(Items from a data source)
- - - - -
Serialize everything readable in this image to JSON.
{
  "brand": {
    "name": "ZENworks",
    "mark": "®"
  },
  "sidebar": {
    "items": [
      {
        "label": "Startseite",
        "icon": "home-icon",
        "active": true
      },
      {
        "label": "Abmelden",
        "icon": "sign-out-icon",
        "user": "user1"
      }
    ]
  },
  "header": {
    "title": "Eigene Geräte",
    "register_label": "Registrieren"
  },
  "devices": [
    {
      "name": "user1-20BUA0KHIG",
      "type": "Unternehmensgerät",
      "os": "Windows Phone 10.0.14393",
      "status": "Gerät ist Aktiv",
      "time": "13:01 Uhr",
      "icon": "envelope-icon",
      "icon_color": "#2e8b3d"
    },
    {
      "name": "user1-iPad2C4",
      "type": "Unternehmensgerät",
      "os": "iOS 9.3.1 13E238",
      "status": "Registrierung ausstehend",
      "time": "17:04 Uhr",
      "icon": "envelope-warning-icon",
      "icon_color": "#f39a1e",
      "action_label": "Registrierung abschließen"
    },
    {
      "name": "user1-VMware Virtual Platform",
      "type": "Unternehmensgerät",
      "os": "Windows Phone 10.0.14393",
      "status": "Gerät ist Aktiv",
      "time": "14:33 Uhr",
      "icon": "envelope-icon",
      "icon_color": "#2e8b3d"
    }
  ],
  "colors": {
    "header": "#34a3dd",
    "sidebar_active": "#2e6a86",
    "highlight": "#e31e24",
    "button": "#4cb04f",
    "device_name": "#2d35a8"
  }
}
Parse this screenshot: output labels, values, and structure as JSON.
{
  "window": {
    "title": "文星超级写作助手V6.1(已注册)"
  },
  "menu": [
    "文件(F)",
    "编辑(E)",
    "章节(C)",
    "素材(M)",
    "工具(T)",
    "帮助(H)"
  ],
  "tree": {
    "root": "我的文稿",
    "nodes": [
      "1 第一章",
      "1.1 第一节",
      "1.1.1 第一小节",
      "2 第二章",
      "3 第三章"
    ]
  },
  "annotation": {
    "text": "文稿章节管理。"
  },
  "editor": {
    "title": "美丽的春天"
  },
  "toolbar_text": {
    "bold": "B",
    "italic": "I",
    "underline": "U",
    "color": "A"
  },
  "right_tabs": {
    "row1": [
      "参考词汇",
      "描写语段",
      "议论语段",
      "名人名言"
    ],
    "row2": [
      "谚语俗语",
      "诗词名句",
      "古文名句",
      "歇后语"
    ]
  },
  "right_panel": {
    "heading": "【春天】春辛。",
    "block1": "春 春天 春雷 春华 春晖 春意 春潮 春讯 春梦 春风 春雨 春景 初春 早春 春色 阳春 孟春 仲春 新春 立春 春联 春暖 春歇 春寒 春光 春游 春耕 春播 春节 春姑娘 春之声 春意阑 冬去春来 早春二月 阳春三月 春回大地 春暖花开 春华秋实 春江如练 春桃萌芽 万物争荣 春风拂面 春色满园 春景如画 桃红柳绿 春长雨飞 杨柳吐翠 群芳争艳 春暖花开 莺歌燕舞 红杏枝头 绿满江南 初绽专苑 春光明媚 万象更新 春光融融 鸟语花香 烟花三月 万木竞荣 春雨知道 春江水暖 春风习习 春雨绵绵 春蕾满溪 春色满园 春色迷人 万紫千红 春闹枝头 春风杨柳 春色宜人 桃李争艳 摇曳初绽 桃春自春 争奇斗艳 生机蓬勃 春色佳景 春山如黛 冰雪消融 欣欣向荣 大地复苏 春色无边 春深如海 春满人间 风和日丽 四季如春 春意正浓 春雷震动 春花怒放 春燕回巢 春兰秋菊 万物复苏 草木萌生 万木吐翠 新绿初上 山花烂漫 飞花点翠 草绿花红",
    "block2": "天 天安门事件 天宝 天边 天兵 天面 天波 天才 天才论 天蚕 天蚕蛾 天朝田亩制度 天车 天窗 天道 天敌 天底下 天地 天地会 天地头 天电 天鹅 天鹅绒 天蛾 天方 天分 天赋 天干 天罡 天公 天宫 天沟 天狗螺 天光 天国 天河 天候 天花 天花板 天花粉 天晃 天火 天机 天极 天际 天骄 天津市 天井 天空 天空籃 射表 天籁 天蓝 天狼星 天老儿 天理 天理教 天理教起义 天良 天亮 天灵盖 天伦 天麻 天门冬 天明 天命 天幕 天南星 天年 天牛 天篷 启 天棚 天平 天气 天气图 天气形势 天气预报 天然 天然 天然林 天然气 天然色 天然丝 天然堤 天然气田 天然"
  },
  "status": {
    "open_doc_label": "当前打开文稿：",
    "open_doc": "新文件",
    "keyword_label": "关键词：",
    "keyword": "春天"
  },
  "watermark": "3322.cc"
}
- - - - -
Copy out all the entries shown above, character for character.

Serialize everything readable in this image to JSON.
{
  "brand": {
    "name": "ZENworks",
    "mark": "®"
  },
  "sidebar": {
    "items": [
      {
        "label": "Startseite",
        "icon": "home-icon",
        "active": true
      },
      {
        "label": "Abmelden",
        "icon": "sign-out-icon",
        "user": "user1"
      }
    ]
  },
  "header": {
    "title": "Eigene Geräte",
    "register_label": "Registrieren"
  },
  "devices": [
    {
      "name": "user1-20BUA0KHIG",
      "type": "Unternehmensgerät",
      "os": "Windows Phone 10.0.14393",
      "status": "Gerät ist Aktiv",
      "time": "13:01 Uhr",
      "icon": "envelope-icon",
      "icon_color": "#2e8b3d"
    },
    {
      "name": "user1-iPad2C4",
      "type": "Unternehmensgerät",
      "os": "iOS 9.3.1 13E238",
      "status": "Registrierung ausstehend",
      "time": "17:04 Uhr",
      "icon": "envelope-warning-icon",
      "icon_color": "#f39a1e",
      "action_label": "Registrierung abschließen"
    },
    {
      "name": "user1-VMware Virtual Platform",
      "type": "Unternehmensgerät",
      "os": "Windows Phone 10.0.14393",
      "status": "Gerät ist Aktiv",
      "time": "14:33 Uhr",
      "icon": "envelope-icon",
      "icon_color": "#2e8b3d"
    }
  ],
  "colors": {
    "header": "#34a3dd",
    "sidebar_active": "#2e6a86",
    "highlight": "#e31e24",
    "button": "#4cb04f",
    "device_name": "#2d35a8"
  }
}
Parse this screenshot: output labels, values, and structure as JSON.
{
  "window": {
    "title": "文星超级写作助手V6.1(已注册)"
  },
  "menu": [
    "文件(F)",
    "编辑(E)",
    "章节(C)",
    "素材(M)",
    "工具(T)",
    "帮助(H)"
  ],
  "tree": {
    "root": "我的文稿",
    "nodes": [
      "1 第一章",
      "1.1 第一节",
      "1.1.1 第一小节",
      "2 第二章",
      "3 第三章"
    ]
  },
  "annotation": {
    "text": "文稿章节管理。"
  },
  "editor": {
    "title": "美丽的春天"
  },
  "toolbar_text": {
    "bold": "B",
    "italic": "I",
    "underline": "U",
    "color": "A"
  },
  "right_tabs": {
    "row1": [
      "参考词汇",
      "描写语段",
      "议论语段",
      "名人名言"
    ],
    "row2": [
      "谚语俗语",
      "诗词名句",
      "古文名句",
      "歇后语"
    ]
  },
  "right_panel": {
    "heading": "【春天】春辛。",
    "block1": "春 春天 春雷 春华 春晖 春意 春潮 春讯 春梦 春风 春雨 春景 初春 早春 春色 阳春 孟春 仲春 新春 立春 春联 春暖 春歇 春寒 春光 春游 春耕 春播 春节 春姑娘 春之声 春意阑 冬去春来 早春二月 阳春三月 春回大地 春暖花开 春华秋实 春江如练 春桃萌芽 万物争荣 春风拂面 春色满园 春景如画 桃红柳绿 春长雨飞 杨柳吐翠 群芳争艳 春暖花开 莺歌燕舞 红杏枝头 绿满江南 初绽专苑 春光明媚 万象更新 春光融融 鸟语花香 烟花三月 万木竞荣 春雨知道 春江水暖 春风习习 春雨绵绵 春蕾满溪 春色满园 春色迷人 万紫千红 春闹枝头 春风杨柳 春色宜人 桃李争艳 摇曳初绽 桃春自春 争奇斗艳 生机蓬勃 春色佳景 春山如黛 冰雪消融 欣欣向荣 大地复苏 春色无边 春深如海 春满人间 风和日丽 四季如春 春意正浓 春雷震动 春花怒放 春燕回巢 春兰秋菊 万物复苏 草木萌生 万木吐翠 新绿初上 山花烂漫 飞花点翠 草绿花红",
    "block2": "天 天安门事件 天宝 天边 天兵 天面 天波 天才 天才论 天蚕 天蚕蛾 天朝田亩制度 天车 天窗 天道 天敌 天底下 天地 天地会 天地头 天电 天鹅 天鹅绒 天蛾 天方 天分 天赋 天干 天罡 天公 天宫 天沟 天狗螺 天光 天国 天河 天候 天花 天花板 天花粉 天晃 天火 天机 天极 天际 天骄 天津市 天井 天空 天空籃 射表 天籁 天蓝 天狼星 天老儿 天理 天理教 天理教起义 天良 天亮 天灵盖 天伦 天麻 天门冬 天明 天命 天幕 天南星 天年 天牛 天篷 启 天棚 天平 天气 天气图 天气形势 天气预报 天然 天然 天然林 天然气 天然色 天然丝 天然堤 天然气田 天然"
  },
  "status": {
    "open_doc_label": "当前打开文稿：",
    "open_doc": "新文件",
    "keyword_label": "关键词：",
    "keyword": "春天"
  },
  "watermark": "3322.cc"
}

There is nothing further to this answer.